But why was it so successful among Western intellectuals? Post-World War II Western intellectuals and leftists were consumed by guilt for the West's colonial past and continuing colonialist present, and they wholeheartedly embraced any theory of ideology that voiced, or at least seemed to voice, the putatively thwarted aspirations of the people of the Third World. Orientalism came at the precise moment when anti-Western rhetoric was at its most shrill and was already being taught at Western Universities, and when third-worldism was at its most popular. [See Pascal Bruckner's brilliant, The Tears of the White Man: Compassion As Contempt. - rl]
Jean-Paul Sartre preached that all white men were complicit in the exploitation of the third world, and that violence against Westerneers was a legitimate means for colonized men to re-acquire their manhood. Said went further:
It is therefore correct that every European, in what he coulds ay abolut the Orient, was consequentlly a racist, an imperialist, and almost totally ethnocentric. (Orientalism, p. 204)
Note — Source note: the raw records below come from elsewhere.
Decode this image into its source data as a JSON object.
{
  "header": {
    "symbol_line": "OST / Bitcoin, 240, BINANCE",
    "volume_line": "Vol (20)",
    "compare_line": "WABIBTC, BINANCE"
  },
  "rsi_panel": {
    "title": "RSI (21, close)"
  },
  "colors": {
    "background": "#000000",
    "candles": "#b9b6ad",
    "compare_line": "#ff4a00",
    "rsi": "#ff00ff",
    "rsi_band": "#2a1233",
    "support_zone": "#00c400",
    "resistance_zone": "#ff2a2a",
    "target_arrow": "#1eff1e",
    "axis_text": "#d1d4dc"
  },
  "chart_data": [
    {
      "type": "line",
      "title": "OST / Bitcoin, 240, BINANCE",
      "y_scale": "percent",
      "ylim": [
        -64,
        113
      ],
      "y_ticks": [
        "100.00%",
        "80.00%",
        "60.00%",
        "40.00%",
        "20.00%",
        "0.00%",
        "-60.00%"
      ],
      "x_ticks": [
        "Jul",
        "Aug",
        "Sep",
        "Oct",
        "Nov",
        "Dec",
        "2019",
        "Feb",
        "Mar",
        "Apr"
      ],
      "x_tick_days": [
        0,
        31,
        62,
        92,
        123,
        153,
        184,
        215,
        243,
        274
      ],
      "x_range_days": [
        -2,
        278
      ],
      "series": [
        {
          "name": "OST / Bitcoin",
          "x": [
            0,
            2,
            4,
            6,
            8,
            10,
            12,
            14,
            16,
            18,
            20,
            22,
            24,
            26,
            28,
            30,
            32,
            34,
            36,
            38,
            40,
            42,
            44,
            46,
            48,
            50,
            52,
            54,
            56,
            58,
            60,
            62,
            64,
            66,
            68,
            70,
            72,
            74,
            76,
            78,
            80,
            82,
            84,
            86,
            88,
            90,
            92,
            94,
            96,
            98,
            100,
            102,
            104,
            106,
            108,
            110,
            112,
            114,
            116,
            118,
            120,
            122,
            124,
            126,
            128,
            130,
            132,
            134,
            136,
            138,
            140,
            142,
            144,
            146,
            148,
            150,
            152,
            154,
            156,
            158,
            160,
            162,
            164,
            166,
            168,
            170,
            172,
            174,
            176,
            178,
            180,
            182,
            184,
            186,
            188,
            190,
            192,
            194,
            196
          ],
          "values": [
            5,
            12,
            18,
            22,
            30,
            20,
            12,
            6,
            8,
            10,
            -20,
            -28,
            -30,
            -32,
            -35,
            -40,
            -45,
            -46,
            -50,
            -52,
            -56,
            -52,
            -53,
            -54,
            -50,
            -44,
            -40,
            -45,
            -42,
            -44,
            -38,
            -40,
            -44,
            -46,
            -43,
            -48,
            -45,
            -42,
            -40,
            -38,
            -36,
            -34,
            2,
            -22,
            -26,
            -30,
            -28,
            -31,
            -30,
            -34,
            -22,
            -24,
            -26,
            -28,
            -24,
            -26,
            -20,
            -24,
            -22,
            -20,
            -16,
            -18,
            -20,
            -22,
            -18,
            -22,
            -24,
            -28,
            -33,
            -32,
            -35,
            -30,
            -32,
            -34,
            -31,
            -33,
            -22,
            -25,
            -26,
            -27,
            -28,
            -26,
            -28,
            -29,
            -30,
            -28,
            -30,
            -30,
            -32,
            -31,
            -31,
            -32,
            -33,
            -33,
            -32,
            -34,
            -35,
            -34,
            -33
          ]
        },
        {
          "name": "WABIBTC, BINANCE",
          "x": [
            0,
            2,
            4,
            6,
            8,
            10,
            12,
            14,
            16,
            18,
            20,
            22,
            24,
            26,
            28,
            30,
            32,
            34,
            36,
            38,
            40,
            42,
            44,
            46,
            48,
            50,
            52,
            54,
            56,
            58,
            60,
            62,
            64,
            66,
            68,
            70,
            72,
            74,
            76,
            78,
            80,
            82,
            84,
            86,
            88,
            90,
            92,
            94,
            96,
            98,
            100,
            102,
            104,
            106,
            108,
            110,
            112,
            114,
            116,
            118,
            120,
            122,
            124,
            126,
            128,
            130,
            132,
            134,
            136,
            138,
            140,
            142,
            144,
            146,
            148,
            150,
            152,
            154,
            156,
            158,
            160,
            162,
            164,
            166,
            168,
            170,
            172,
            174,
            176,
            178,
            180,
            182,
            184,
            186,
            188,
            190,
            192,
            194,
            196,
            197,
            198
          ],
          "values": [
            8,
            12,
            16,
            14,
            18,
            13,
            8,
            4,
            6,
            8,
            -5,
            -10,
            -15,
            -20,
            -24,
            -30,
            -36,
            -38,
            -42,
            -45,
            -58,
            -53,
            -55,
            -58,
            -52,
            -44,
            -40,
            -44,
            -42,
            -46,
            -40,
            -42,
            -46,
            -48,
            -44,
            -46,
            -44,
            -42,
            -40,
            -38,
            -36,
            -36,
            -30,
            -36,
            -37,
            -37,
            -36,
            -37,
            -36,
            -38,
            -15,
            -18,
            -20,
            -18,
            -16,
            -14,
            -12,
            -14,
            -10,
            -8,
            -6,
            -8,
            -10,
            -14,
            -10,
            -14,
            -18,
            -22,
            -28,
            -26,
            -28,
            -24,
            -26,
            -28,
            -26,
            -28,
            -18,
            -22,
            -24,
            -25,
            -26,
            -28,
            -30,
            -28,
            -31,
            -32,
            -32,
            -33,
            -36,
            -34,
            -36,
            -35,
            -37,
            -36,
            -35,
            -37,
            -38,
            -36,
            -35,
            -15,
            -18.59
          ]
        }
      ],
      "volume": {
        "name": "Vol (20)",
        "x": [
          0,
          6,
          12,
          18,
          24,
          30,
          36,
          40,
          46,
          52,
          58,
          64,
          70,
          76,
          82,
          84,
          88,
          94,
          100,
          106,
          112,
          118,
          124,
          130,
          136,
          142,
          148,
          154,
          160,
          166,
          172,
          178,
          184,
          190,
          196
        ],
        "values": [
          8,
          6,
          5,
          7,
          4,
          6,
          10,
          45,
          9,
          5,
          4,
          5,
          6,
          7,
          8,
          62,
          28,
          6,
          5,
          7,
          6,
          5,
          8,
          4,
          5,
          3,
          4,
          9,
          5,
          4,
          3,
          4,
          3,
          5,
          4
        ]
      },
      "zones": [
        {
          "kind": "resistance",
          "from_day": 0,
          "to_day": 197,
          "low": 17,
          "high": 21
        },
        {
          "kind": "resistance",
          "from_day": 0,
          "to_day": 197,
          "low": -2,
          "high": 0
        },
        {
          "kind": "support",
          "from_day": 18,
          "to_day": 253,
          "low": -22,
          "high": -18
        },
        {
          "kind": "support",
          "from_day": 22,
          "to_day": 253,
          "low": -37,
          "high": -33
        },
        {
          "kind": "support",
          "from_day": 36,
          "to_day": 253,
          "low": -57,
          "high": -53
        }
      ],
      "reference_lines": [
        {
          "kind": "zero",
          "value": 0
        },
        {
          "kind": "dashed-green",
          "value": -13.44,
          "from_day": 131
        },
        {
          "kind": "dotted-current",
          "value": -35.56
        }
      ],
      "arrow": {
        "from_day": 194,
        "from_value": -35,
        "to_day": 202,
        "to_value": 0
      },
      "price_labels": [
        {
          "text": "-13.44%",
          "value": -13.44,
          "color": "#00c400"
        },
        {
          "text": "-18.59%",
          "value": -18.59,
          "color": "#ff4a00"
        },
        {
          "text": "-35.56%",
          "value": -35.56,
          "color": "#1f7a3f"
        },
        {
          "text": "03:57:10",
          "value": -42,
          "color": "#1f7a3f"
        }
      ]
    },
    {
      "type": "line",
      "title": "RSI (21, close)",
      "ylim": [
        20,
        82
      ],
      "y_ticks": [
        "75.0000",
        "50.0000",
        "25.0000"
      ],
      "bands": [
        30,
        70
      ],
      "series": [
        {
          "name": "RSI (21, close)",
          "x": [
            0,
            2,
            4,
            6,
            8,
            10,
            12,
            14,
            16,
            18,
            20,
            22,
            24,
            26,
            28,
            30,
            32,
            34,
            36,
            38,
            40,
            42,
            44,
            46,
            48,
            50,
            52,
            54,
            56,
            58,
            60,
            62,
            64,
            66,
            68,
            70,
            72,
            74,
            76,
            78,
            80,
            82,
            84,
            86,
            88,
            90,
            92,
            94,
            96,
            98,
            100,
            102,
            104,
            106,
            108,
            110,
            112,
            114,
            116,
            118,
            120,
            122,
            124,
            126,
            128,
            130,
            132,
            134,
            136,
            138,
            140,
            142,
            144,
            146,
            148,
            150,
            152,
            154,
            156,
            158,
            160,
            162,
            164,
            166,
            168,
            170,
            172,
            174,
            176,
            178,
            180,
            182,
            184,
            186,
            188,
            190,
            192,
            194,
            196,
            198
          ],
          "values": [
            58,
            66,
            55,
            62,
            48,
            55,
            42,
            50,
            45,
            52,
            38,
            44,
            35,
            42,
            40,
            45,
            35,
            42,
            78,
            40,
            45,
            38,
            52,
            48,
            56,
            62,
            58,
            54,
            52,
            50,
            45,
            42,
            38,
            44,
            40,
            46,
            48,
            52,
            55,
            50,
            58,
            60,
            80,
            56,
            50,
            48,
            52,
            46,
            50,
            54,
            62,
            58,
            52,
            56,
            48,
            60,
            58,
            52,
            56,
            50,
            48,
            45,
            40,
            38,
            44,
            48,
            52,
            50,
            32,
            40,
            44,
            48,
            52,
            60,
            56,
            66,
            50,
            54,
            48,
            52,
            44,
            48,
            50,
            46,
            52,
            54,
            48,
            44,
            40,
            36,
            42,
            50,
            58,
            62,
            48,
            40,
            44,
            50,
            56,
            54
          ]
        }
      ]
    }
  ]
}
Not only, for Said, is every European a racist, but he must necessarily be so.
As I have argued, Western civilization has been more willing to criticize itself than any other major culture. These self-administered admonishments are a far cry from Said's savage strictures, and yet they found a new generation ready to take them to heart. Berating and blaming the West, a fashionable game in the 1960s and 70s that impressionable youth took seriously, had the results we now see when the same generation appears unwilling to defend the West against eh greatest threat that it has faced since the Nazis. (Defending the West, p. 246-7)
Now we have J-Street, the allegedly liberal lobbying group working for peace in our times, endorsing the play Seven Jewish Children, which systematically pursues the analogy between Israelis and Nazis, something even Joseph Massad denounced
Moreover, the lie that the [David Project] film propagates claiming that I would equate Israel with Nazi Germany is abhorrent.
(even as he did/does it). J-Street offers yet one more of the myriad cases of a one-sided notion of what self-criticism is about, endorsing the most vicious critiques of Israel as contributing to "a difficult but necessary conversation" but silencing any voices from the right that offend its sensibilities. Notes Jamie Kirchik in the Jerusalem Post:
Last year, the group launched a campaign criticizing Hagee and his affiliation with pro-Israel organizations. Hagee is indeed an incendiary man, and J Street spoke for many Jews (this one included) when it called his coziness with some Israel advocacy groups into question. But it says something about J Street's motives when it trips over itself to attack a politically conservative ally of Israel but rushes to defend a play comparing the Jewish state to Nazi Germany.
Imagine, if you will, J-Street bringing Itamar Marcus of PMW or Yigal Carmon of MEMRI to discuss the genocidal, Nazi-like ravings that pass for a mainstream media in the Palestinian and Arab/Muslim world. They probably don't endorse calling the Palestinian leadership Nazis, but it surely is a painful and important conversation to hold, no? Or would such a line of discussion undermine their effort to force Israel to make concessions to the Palestinians in the cause of peace?